Concerto for Bass Drum and Orchestra [European premiere]
Electronic Study 1
Joby Burgess (bass drum)
Daniel Pioro (violin), Robert Ames (viola) & Oliver Coates (cello)
London Contemporary Orchestra
Reviewed by: Richard Whitehouse
Reviewed: 3 March, 2012
Venue: The Roundhouse, London
Whatever else, Reverb at the Roundhouse has brought the intriguing aesthetic hybrid that is ‘contemporary classical’ into close and often compelling focus, while there could be no ensemble better suited to such an event than the London Contemporary Orchestra, which took on the main portion of performances.

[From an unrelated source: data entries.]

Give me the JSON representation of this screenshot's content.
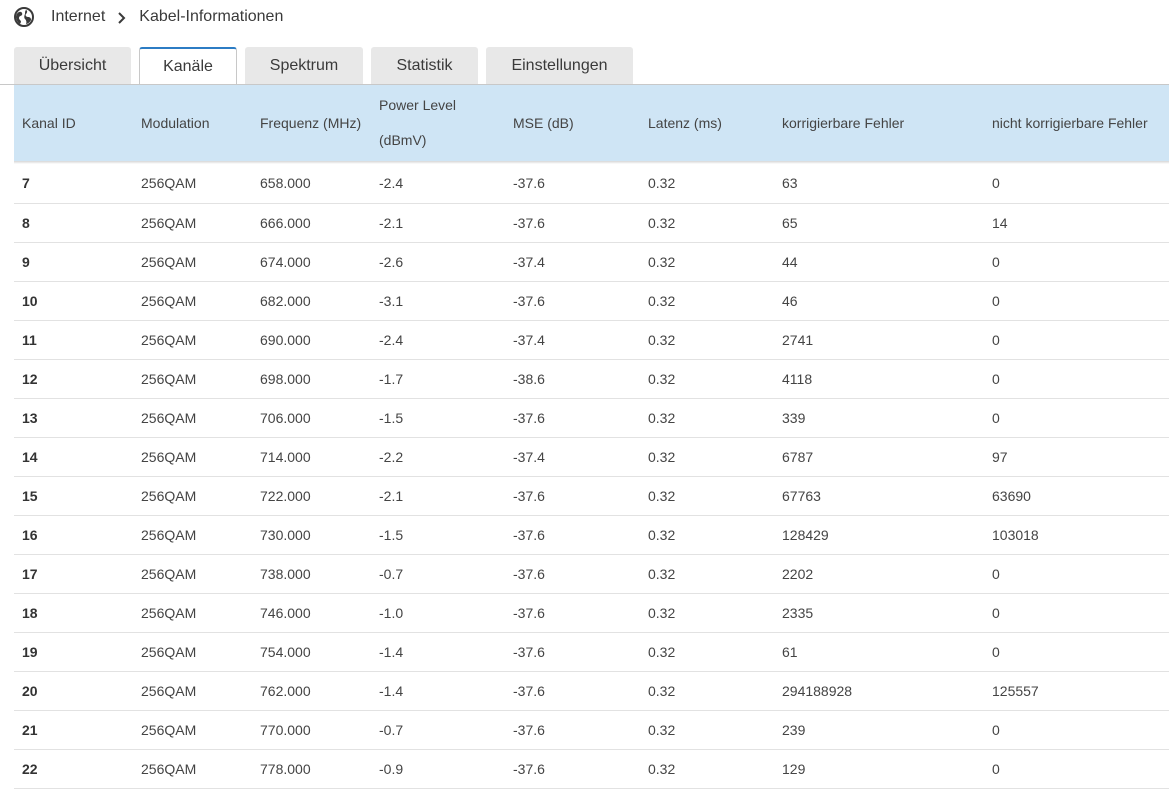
{
  "breadcrumb": {
    "icon": "globe-icon",
    "root": "Internet",
    "current": "Kabel-Informationen"
  },
  "tabs": [
    {
      "label": "Übersicht",
      "active": false
    },
    {
      "label": "Kanäle",
      "active": true
    },
    {
      "label": "Spektrum",
      "active": false
    },
    {
      "label": "Statistik",
      "active": false
    },
    {
      "label": "Einstellungen",
      "active": false
    }
  ],
  "colors": {
    "accent": "#2c7cc4",
    "header_bg": "#cfe5f5",
    "tab_bg": "#e8e8e8"
  },
  "table": {
    "headers": {
      "id": "Kanal ID",
      "modulation": "Modulation",
      "frequency": "Frequenz (MHz)",
      "power_line1": "Power Level",
      "power_line2": "(dBmV)",
      "mse": "MSE (dB)",
      "latency": "Latenz (ms)",
      "correctable": "korrigierbare Fehler",
      "uncorrectable": "nicht korrigierbare Fehler"
    },
    "rows": [
      {
        "id": "7",
        "modulation": "256QAM",
        "frequency": "658.000",
        "power": "-2.4",
        "mse": "-37.6",
        "latency": "0.32",
        "correctable": "63",
        "uncorrectable": "0"
      },
      {
        "id": "8",
        "modulation": "256QAM",
        "frequency": "666.000",
        "power": "-2.1",
        "mse": "-37.6",
        "latency": "0.32",
        "correctable": "65",
        "uncorrectable": "14"
      },
      {
        "id": "9",
        "modulation": "256QAM",
        "frequency": "674.000",
        "power": "-2.6",
        "mse": "-37.4",
        "latency": "0.32",
        "correctable": "44",
        "uncorrectable": "0"
      },
      {
        "id": "10",
        "modulation": "256QAM",
        "frequency": "682.000",
        "power": "-3.1",
        "mse": "-37.6",
        "latency": "0.32",
        "correctable": "46",
        "uncorrectable": "0"
      },
      {
        "id": "11",
        "modulation": "256QAM",
        "frequency": "690.000",
        "power": "-2.4",
        "mse": "-37.4",
        "latency": "0.32",
        "correctable": "2741",
        "uncorrectable": "0"
      },
      {
        "id": "12",
        "modulation": "256QAM",
        "frequency": "698.000",
        "power": "-1.7",
        "mse": "-38.6",
        "latency": "0.32",
        "correctable": "4118",
        "uncorrectable": "0"
      },
      {
        "id": "13",
        "modulation": "256QAM",
        "frequency": "706.000",
        "power": "-1.5",
        "mse": "-37.6",
        "latency": "0.32",
        "correctable": "339",
        "uncorrectable": "0"
      },
      {
        "id": "14",
        "modulation": "256QAM",
        "frequency": "714.000",
        "power": "-2.2",
        "mse": "-37.4",
        "latency": "0.32",
        "correctable": "6787",
        "uncorrectable": "97"
      },
      {
        "id": "15",
        "modulation": "256QAM",
        "frequency": "722.000",
        "power": "-2.1",
        "mse": "-37.6",
        "latency": "0.32",
        "correctable": "67763",
        "uncorrectable": "63690"
      },
      {
        "id": "16",
        "modulation": "256QAM",
        "frequency": "730.000",
        "power": "-1.5",
        "mse": "-37.6",
        "latency": "0.32",
        "correctable": "128429",
        "uncorrectable": "103018"
      },
      {
        "id": "17",
        "modulation": "256QAM",
        "frequency": "738.000",
        "power": "-0.7",
        "mse": "-37.6",
        "latency": "0.32",
        "correctable": "2202",
        "uncorrectable": "0"
      },
      {
        "id": "18",
        "modulation": "256QAM",
        "frequency": "746.000",
        "power": "-1.0",
        "mse": "-37.6",
        "latency": "0.32",
        "correctable": "2335",
        "uncorrectable": "0"
      },
      {
        "id": "19",
        "modulation": "256QAM",
        "frequency": "754.000",
        "power": "-1.4",
        "mse": "-37.6",
        "latency": "0.32",
        "correctable": "61",
        "uncorrectable": "0"
      },
      {
        "id": "20",
        "modulation": "256QAM",
        "frequency": "762.000",
        "power": "-1.4",
        "mse": "-37.6",
        "latency": "0.32",
        "correctable": "294188928",
        "uncorrectable": "125557"
      },
      {
        "id": "21",
        "modulation": "256QAM",
        "frequency": "770.000",
        "power": "-0.7",
        "mse": "-37.6",
        "latency": "0.32",
        "correctable": "239",
        "uncorrectable": "0"
      },
      {
        "id": "22",
        "modulation": "256QAM",
        "frequency": "778.000",
        "power": "-0.9",
        "mse": "-37.6",
        "latency": "0.32",
        "correctable": "129",
        "uncorrectable": "0"
      }
    ]
  }
}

That said, the overall programme risked being a victim of its own ambition. Doors were open at 7, with the first hour devoted to foyer events comprising a DJ set from Richard Lannoy, after which bass clarinettist Scott Lygate put Johannes Maria Staud’s Black Moon through its ominous paces, then soprano Sarah Dacey tried valiantly to project Kaija Saariaho’s evocative Lonh against a varied coming and going of punters – many of whom seemed unsure where they should be and at what time. Dissolution of boundaries between programmes may well be integral to the Reverb ethos, but it does not always make for attentive listening.
The evening was well advanced when, at around 8, the LCO took the stage for the first of a three-part concert that began with Metastasis (1954) – the earliest of Xenakis’s acknowledged works, whose curving string glissandos and angular interplay of woodwind and brass are wholly characteristic – as is its evolution via sound masses of a greater or lesser density. Hugh Brunt secured a vividly coordinated response from the musicians, though the opening crescendo of activity could have done with a little more definition, while the audience’s rather nonplussed response was surely less to do with the work’s content that the fact it was all over in barely 10 minutes.
After which came the European premiere of the Concerto for Bass Drum and Orchestra (2011) by Gabriel Prokofiev, whose activities as head of “Nonclassical” have been a notable facet of the London new-music scene over recent years. Most impressive was its inherent subtlety – the bass drum being ingeniously deployed as a percussion section in an orchestra otherwise without. And, while the piece does not entirely justify the almost half-hour span, it does not lack contrast or variety – the several continuous sections ranging from unremitting rhythmic vigour to an eventful stillness in which the composer revealed a keen ear for arresting harmonies and textures. It helped that the redoubtable Joby Burgess dispatched the solo part with evident virtuosity – his contribution ranging from the confrontational to the soulful, as when the bass drum is briefly transformed into a bowed instrument before the final onslaught. An engaging work that deserves revival.
After an interval that featured a further DJ set from Lannoy, the second part consisted of Doghouse (2009) – Jonny Greenwood’s most-recent work as composer-in-residence with the BBC Concert Orchestra. On the one hand a ‘triple concerto’ for violin, viola and cello, this also amounts to a series of variations on the alluring string phrase heard near the outset – an expressive archetype that is easily assimilated into a range of stylistic contexts (though this is hardly the first time that Delius and Messiaen have been placed in close proximity). Less successful was the maintaining of any real or lasting momentum, with the surges of energy remaining as isolated instances in a piece whose expressive languor hinted at without securing greater emotional intensity. Which is not to say that the LCO’s playing was other than committed, not least Daniel Pioro, Robert Ames and Oliver Coates in their extensive concertante roles, or that the music did not evince a slow-burning eloquence.
After a further interval, the third part opened with Stockhausen’s First Electronic Study (1953) – among the first such pieces to be created out of pure sine tones rather than through electric instruments, though its often-aloof demeanour was most likely lost on an audience many of whom returned late from Prokofiev’s DJ set.
Fortunately the audience had settled by the time of Orion (1979), Claude Vivier’s second and (regrettably) final work for full orchestra which went unheard in the UK until less than two years ago but which is typical of his maturity in its aural translucency and formal discipline – an underlying melody being progressively developed and reprised before emerging as the resplendent apotheosis. The performance, though not without imprecision in intonation, had the measure of a score which – as with almost all of Vivier’s major works – brings its inwardness and immediacy, and its panache and vulnerability, into perfect and highly personal accord.
The foyer events were set to continue for another two hours – including further sets from Lannoy and Prokofiev, and a live one from Burgess – but your reviewer headed home at the end of a protracted yet, for the most part, impressive programme that demonstrated once again the LCO’s strengths in a wide and demanding repertoire.